"Back when I started at New Belgium, the American drinker was seriously underdeveloped. We were having to make beers that were accessible to Budweiser drinkers." says Bouckaert, through the thick Belgian accent he's retained in spite of living in Colorado for almost 25 years. "It was tough; you had to build expectations about sour beer by asking questions like 'Have you had wine?', and now 20 years later you have people wandering up to the bar asking what sours I have, and I say 'Yes! We got 'em!'"
Each Saturday, Bouckaert gives a small group tour of the brewery that includes a three-hour barrel tasting session. It's a beer nerd's dream: you follow Bouckaert around as he pulls nails from barrels, pouring you thimblefuls of beer for a super-exclusive tasting. You take notes, you talk about the liquid in your glass and work out why it tastes the way it does, then at the end you decide which of the beers goes on tap for punters at the tasting room the following weekend. Many of these beers, racked in a floor-to-ceiling store of barrels, will become what Bouckaert calls smoeltrekkers: an obscure Flemish word that loosely translates to 'face-puller', it's used to describe the funny faces pulled by the first-time sour beer drinkers encountered when he first moved to the States more than two decades ago.

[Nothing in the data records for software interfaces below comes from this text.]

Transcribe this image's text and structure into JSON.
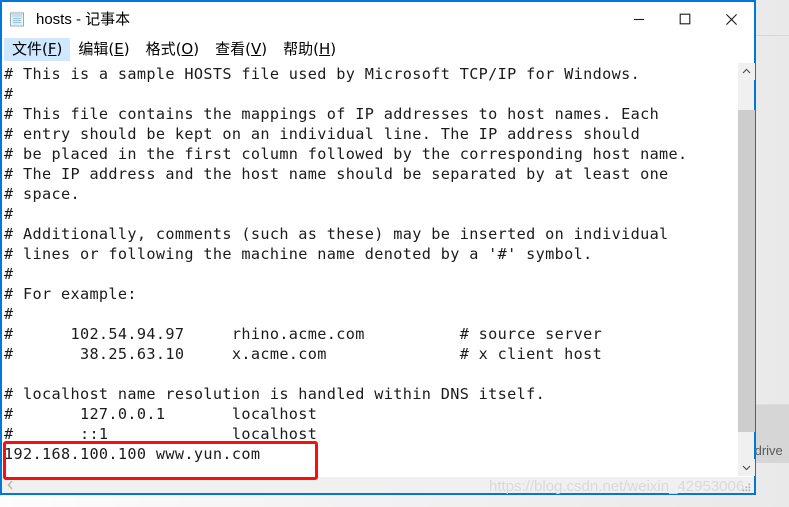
{
  "window": {
    "title": "hosts - 记事本",
    "icon": "notepad-icon",
    "accent_color": "#0078d7",
    "controls": {
      "minimize": "−",
      "maximize": "□",
      "close": "✕"
    }
  },
  "menu": {
    "items": [
      {
        "label_before": "文件(",
        "accel": "F",
        "label_after": ")",
        "active": true
      },
      {
        "label_before": "编辑(",
        "accel": "E",
        "label_after": ")",
        "active": false
      },
      {
        "label_before": "格式(",
        "accel": "O",
        "label_after": ")",
        "active": false
      },
      {
        "label_before": "查看(",
        "accel": "V",
        "label_after": ")",
        "active": false
      },
      {
        "label_before": "帮助(",
        "accel": "H",
        "label_after": ")",
        "active": false
      }
    ]
  },
  "editor": {
    "lines": [
      "# This is a sample HOSTS file used by Microsoft TCP/IP for Windows.",
      "#",
      "# This file contains the mappings of IP addresses to host names. Each",
      "# entry should be kept on an individual line. The IP address should",
      "# be placed in the first column followed by the corresponding host name.",
      "# The IP address and the host name should be separated by at least one",
      "# space.",
      "#",
      "# Additionally, comments (such as these) may be inserted on individual",
      "# lines or following the machine name denoted by a '#' symbol.",
      "#",
      "# For example:",
      "#",
      "#      102.54.94.97     rhino.acme.com          # source server",
      "#       38.25.63.10     x.acme.com              # x client host",
      "",
      "# localhost name resolution is handled within DNS itself.",
      "#       127.0.0.1       localhost",
      "#       ::1             localhost",
      "192.168.100.100 www.yun.com"
    ]
  },
  "scrollbars": {
    "vertical": {
      "up_arrow": "⌃",
      "down_arrow": "⌄"
    },
    "horizontal": {
      "left_arrow": "❮"
    }
  },
  "annotation": {
    "highlight_color": "#fb0d0d",
    "highlighted_line": "192.168.100.100 www.yun.com"
  },
  "watermark": {
    "text": "https://blog.csdn.net/weixin_42953006"
  },
  "background": {
    "path_text": "\\drive"
  }
}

And this is just one of Fort Collins's 24 breweries: scattered across the Old Town square and its leafy residential roads you've also got breweries like Odell, established back in 1989 and among the very first craft breweries in the state. Then you've got new breweries that don't do any brewing at all, like Jessup Farm Barrel House, which receives its wort from sister brewery Funkwerks across the way, then ferments and ages it in tank and barrel for its tap house on the edge of town.

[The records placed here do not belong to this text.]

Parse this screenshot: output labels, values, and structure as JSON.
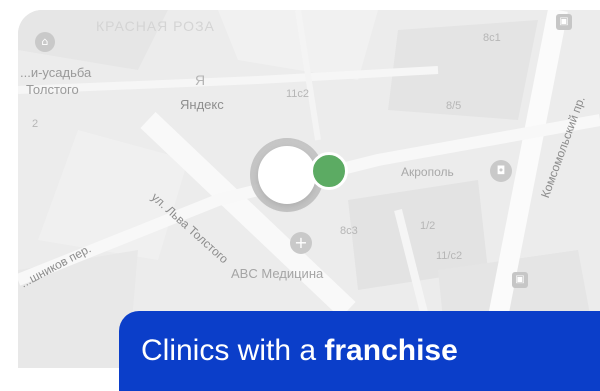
{
  "map": {
    "district_label": "КРАСНАЯ РОЗА",
    "museum_label_line1": "...и-усадьба",
    "museum_label_line2": "Толстого",
    "yandex_label": "Яндекс",
    "yandex_glyph": "Я",
    "street_tolstogo": "ул. Льва Толстого",
    "street_komsomolsky": "Комсомольский пр.",
    "street_pereulok": "...шников пер.",
    "akropol_label": "Акрополь",
    "clinic_label": "ABC Медицина",
    "house_numbers": [
      "8с1",
      "11с2",
      "8/5",
      "2",
      "8с3",
      "1/2",
      "11/с2"
    ],
    "clinic_glyph": "+",
    "akropol_glyph": "◘",
    "museum_glyph": "⌂",
    "building_glyph_1": "▣",
    "building_glyph_2": "▣"
  },
  "banner": {
    "text_regular": "Clinics with a ",
    "text_bold": "franchise"
  },
  "colors": {
    "banner_bg": "#0b3ec9",
    "pin_green": "#5cab63",
    "map_bg": "#ececec"
  }
}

It's not just here you get it, either – the Colorado beer tour has upwards of 150 breweries to discover: a 40-minute drive south in Longmont you can sweep through 13 of them on the Brewhop Trolley, a bus service that'll drop you at the tap rooms of esteemed breweries like Left Hand and Oskar Blues. In Boulder, you've got tonnes of brewpubs, the Upslope Brewing Company, plus the hulking out-of-town facility at Avery Brewing Co (now owned by San Miguel), which has two bars, a restaurant and a programme which explores recipes of antiquity, from the beer of ancient Egypt to the oak-aged porters George Washington would've been drinking back in the 1700s. Even Greeley, an industrial town half an hour from Fort Collins that's famous for its meatpacking plant, is home to Weldwerks, which makes one of the most celebrated IPAs in the whole of the USA – a thick, fruity hop bomb called Juicy Bits.

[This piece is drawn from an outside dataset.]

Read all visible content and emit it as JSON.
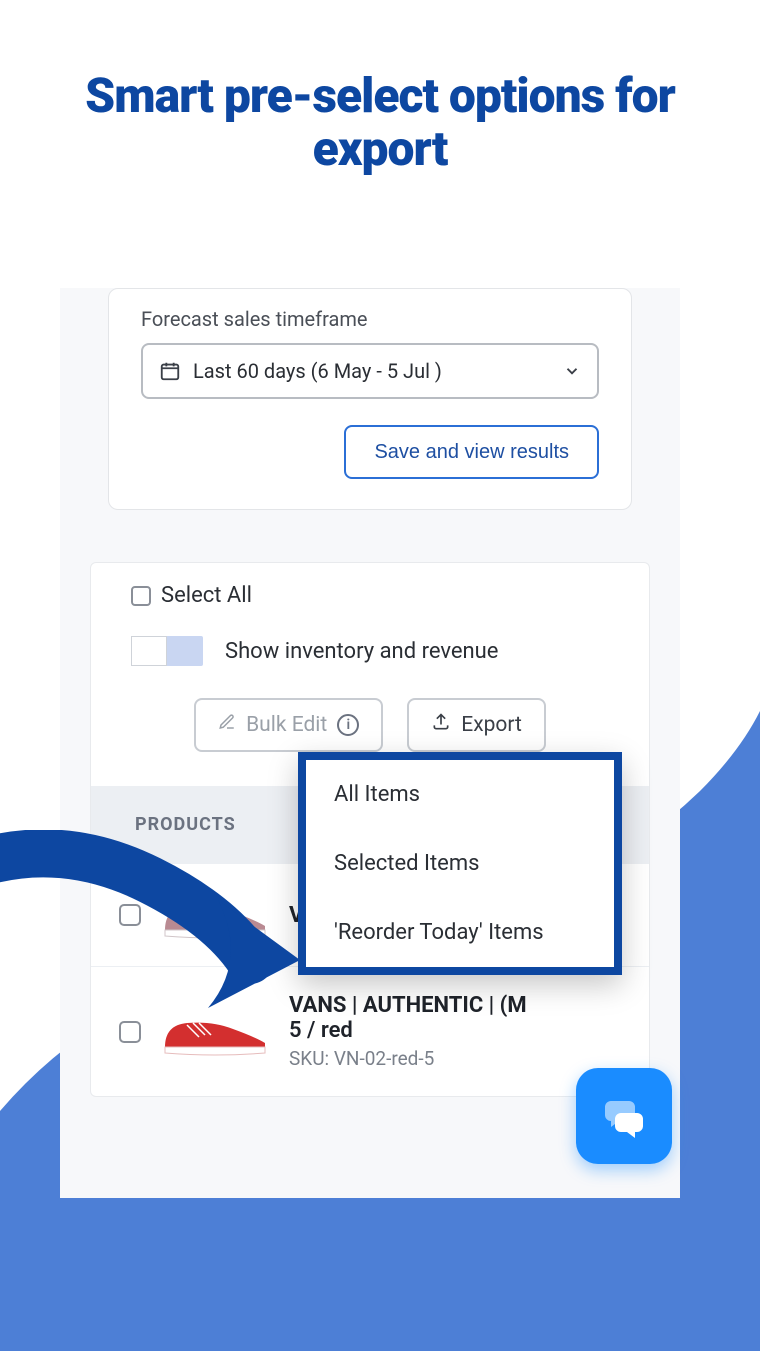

Back in Denver, after touring all of the above and more, I head to Liberati, an upscale Italian restaurant and microbrewery that focuses on a world first: oenobeer. Made with up to 49% of its fermentables coming from grapes, it provides a canvas of experimentation in an area in which breweries are increasingly running out of room to play. Arriving in a series of tiny wine-tasting glasses, an 11.6% Belgian strong golden ale called Sogni D'Oro – usually spritzy, fruity and spicy – is augmented with marsanne and gewürtztraminer grapes from Washington and Oregon to give it a flinty minerality, while a 13% New England-style DIPA is fermented with malbec grapes to add notes of strawberries, cherries and some tannic, vinous funk to a beer that's usually soft, juicy and simple. To properly process them, you have to rewire your brain to understand the flavours and mouthfeels: the textural complexity, the flavours you expect, and the ones the grapes mask and replace.
The strangest thing about them, though, is that they're the only kind of beer I try in Colorado that I've never seen in the UK. But while we've got all the same styles – the vast swathes of New England pales, the bold imperial stouts, the tallboy cans of brut IPA and the lip-puckering sours – what we haven't got just yet is the cultural structure that makes the Colorado beer tour quite so well developed. It may take some time until we've got a destination bar serving 30 taps of local, independent and forward-thinking beers in Paddington station – but if the Colorado blueprint is anything to go by, we've got a lot to look forward to.